Alaska Labor Laws – Wage and Hour




Minimum Wage

Alaska’s current minimum wage rate is $9.75.

For more information on Alabama’s minimum wage laws, visit our Alaska Minimum Wage Laws page, which includes topics such as minimum wage, tip minimum wage, tip sharing and pooling, and subminimum wages.

Related topic covered on other pages include:




Overtime

Alaska labor laws require employers with four (4) or more employees to pay employees overtime at a rate of 1½ time their regular rate when they work more than 40 hours in a workweek or eight (8) hours in a workday. Some exceptions apply. Alaska DOL Wage and Hour Summary. An employer must also comply with federal overtime laws. See FLSA. Federal law will apply in cases where it benefits employees more than state law, otherwise state law applies.



Meals and Breaks

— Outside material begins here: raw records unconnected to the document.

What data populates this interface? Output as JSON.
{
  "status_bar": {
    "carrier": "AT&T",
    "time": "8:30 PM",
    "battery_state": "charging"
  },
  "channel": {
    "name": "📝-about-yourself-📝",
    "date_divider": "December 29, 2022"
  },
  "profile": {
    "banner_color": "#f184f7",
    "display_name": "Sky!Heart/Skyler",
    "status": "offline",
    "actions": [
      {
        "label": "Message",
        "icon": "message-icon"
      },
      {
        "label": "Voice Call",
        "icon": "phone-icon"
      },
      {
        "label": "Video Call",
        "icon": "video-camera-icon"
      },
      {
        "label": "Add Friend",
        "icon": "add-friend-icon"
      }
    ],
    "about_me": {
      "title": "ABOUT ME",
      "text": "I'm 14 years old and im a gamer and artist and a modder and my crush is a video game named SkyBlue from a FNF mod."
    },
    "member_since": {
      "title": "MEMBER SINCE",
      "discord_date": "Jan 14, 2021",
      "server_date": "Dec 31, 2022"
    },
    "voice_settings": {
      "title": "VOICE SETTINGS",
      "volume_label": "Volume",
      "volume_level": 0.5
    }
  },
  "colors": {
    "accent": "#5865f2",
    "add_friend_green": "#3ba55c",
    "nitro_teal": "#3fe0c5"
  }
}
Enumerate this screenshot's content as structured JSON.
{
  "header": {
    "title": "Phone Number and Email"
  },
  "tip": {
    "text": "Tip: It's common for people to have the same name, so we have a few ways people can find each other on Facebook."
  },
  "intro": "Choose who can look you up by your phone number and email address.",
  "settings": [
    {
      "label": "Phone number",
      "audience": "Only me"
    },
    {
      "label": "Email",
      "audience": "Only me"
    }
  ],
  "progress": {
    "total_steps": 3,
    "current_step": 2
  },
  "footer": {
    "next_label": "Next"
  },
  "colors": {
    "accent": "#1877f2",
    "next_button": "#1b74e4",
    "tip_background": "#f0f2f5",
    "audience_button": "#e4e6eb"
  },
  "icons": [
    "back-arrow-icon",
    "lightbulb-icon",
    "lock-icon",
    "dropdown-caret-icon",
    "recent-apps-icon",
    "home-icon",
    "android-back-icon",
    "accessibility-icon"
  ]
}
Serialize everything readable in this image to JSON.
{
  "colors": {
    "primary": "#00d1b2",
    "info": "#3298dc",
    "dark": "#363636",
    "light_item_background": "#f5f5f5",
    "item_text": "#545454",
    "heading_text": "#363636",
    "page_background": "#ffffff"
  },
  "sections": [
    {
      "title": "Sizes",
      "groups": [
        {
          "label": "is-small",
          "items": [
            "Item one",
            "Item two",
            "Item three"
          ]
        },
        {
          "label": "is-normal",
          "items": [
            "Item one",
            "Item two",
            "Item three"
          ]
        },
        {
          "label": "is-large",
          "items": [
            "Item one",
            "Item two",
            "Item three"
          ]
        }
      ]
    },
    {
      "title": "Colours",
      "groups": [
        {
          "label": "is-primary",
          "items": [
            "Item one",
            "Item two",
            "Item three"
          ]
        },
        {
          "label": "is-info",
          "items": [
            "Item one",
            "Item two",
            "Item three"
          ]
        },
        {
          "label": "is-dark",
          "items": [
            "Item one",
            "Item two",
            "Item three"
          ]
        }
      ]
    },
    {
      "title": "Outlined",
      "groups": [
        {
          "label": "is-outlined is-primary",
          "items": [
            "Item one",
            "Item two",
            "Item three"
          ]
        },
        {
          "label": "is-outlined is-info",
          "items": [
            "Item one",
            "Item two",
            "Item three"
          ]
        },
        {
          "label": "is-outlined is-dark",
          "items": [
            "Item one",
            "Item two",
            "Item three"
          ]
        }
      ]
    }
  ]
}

Alaska labor laws require employers to provide at least a 30-minute break to employees ages 14-17 if they work five (5) or more consecutive hours. The break must occur after the first hour and a half of work but before the beginning of the last hour of work. Alaska Statute 23-10-350.

Alaska employers are not required to provide breaks to employees ages 18 and over. However, if an employer chooses to provide a break, it must pay its employees for the time on break if it is 20 minutes or less. Meal periods provided by employers of over 20 minutes do not need to be paid, so long as employees do not perform any work. See FLSA.



Vacation Leave

Information about Alaska vacation leave laws may now be found on our Alaska Leave Laws page.



Sick Leave

Information about Alaska sick leave laws may now be found on our Alaska Leave Laws page.



Holiday Leave

Information about Alabama holiday leave laws may now be found on our Alabama Leave Laws page.



Jury Duty Leave

Information about Alaska jury duty leave laws may now be found on our Alaska Leave Laws page.



Voting Leave

Information about Alaska voting leave laws may now be found on our Alaska Leave Laws page.



Severance Pay

Alaska labor laws do not require employers to provide employees with severance pay. Alaska Dept. of Labor FAQs. If an employer chooses to provide severance benefits, it must comply with the terms of its established policy or employment contract.